#### Material provided

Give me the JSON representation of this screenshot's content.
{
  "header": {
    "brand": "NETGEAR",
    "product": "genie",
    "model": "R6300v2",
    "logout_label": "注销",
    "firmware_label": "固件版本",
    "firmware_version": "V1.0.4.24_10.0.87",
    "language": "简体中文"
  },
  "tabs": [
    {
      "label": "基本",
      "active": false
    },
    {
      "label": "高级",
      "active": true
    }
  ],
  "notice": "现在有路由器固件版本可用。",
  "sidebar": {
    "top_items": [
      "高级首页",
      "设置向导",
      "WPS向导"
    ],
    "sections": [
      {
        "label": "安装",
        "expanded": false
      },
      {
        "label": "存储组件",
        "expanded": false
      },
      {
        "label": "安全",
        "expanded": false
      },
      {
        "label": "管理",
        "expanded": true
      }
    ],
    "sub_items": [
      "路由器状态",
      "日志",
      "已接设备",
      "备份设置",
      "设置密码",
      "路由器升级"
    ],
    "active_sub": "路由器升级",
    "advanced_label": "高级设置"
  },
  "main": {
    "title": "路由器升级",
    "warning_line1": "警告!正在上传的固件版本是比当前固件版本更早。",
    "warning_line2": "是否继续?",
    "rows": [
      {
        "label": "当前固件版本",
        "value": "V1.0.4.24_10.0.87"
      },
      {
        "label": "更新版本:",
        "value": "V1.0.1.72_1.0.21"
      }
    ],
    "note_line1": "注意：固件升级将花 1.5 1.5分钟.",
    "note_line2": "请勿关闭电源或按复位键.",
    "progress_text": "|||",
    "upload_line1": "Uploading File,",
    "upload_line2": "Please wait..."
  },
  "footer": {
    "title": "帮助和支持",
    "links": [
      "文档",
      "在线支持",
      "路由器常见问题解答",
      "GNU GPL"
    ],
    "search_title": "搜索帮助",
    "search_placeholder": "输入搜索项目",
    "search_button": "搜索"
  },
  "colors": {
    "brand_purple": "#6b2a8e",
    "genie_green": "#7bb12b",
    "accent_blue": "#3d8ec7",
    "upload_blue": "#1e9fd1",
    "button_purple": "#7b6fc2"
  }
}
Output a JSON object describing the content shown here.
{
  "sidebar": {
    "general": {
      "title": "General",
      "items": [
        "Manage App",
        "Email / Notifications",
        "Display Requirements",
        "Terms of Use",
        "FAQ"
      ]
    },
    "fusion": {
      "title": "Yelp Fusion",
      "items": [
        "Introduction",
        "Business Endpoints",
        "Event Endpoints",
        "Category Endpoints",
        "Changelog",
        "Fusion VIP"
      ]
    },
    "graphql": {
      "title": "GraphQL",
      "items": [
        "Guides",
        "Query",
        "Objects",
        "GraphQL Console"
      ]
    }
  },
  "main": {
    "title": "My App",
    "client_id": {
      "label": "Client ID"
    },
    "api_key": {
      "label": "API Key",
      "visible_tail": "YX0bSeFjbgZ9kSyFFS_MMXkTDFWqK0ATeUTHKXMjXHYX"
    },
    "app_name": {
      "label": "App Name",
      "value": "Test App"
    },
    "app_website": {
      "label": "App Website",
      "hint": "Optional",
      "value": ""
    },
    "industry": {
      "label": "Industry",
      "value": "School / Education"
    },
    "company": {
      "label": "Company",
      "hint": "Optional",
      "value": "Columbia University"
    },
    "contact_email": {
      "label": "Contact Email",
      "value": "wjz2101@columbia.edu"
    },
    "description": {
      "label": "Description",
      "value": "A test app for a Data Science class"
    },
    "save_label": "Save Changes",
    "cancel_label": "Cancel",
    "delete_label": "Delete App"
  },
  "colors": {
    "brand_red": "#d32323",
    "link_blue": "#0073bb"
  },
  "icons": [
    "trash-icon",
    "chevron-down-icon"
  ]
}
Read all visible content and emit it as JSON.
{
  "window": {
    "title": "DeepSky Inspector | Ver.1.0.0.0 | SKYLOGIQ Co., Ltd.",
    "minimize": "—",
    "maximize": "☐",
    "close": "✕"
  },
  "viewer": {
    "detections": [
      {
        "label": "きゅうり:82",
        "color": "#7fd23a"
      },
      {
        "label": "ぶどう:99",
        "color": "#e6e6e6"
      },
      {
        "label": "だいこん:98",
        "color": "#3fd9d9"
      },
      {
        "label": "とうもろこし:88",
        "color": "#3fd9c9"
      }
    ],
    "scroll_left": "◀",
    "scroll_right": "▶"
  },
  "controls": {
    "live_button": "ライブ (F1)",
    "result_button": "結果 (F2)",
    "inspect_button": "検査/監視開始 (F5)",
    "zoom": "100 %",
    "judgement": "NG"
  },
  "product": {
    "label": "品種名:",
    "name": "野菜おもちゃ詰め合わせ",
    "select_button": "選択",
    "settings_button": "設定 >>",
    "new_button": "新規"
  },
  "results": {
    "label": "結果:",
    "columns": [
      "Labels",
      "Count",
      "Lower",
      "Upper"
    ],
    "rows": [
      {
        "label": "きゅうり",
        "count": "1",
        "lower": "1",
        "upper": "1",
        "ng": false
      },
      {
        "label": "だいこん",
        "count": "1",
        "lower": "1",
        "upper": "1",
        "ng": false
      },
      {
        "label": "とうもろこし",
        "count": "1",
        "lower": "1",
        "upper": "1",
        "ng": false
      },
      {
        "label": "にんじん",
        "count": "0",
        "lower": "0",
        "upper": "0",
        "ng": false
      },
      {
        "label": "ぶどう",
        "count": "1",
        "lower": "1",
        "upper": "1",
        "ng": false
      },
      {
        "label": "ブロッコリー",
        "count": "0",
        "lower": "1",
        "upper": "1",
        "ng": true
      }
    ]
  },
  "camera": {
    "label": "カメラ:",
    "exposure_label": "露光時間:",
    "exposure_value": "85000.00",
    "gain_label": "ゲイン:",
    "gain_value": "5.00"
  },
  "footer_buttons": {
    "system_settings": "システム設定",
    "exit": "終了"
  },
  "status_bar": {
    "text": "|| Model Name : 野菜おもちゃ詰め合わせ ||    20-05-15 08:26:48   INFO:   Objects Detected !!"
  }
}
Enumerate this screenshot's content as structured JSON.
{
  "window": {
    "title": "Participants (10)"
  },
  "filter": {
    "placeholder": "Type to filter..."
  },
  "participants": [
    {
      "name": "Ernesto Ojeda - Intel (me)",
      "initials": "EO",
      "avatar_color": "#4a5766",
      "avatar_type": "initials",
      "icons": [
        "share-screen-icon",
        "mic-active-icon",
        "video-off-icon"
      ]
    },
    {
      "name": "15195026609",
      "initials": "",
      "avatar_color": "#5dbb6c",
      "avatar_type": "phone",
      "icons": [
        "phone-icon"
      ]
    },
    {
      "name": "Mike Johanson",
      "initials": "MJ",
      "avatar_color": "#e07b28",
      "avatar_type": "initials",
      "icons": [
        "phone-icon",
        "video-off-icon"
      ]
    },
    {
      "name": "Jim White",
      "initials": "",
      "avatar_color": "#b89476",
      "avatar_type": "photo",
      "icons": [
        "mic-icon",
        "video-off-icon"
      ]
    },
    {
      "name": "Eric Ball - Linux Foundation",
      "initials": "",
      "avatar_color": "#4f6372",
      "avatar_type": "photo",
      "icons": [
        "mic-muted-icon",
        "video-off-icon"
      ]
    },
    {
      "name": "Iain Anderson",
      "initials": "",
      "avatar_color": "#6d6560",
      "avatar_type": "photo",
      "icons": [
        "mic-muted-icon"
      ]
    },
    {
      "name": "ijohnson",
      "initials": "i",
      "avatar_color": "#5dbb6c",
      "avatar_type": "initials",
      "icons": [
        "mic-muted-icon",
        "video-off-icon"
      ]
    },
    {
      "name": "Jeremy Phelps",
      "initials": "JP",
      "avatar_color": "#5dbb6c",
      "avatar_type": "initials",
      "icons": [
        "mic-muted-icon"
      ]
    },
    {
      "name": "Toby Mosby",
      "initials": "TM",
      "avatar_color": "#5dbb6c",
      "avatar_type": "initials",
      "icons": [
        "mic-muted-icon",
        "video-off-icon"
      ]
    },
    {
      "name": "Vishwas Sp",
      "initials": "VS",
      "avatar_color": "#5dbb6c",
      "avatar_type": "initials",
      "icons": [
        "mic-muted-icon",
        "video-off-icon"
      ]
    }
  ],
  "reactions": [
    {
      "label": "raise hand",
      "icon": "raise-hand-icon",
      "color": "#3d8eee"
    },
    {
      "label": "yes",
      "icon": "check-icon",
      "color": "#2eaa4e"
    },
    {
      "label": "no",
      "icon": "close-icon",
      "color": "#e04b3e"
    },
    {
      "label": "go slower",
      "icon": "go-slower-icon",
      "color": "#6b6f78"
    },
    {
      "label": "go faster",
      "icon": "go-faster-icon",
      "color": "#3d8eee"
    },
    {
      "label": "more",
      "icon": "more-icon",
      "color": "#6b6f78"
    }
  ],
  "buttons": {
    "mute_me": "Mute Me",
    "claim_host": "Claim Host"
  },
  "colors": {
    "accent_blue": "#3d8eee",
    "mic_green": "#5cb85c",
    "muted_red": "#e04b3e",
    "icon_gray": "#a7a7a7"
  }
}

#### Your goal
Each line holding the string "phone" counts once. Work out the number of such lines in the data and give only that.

#### Exercise answer
3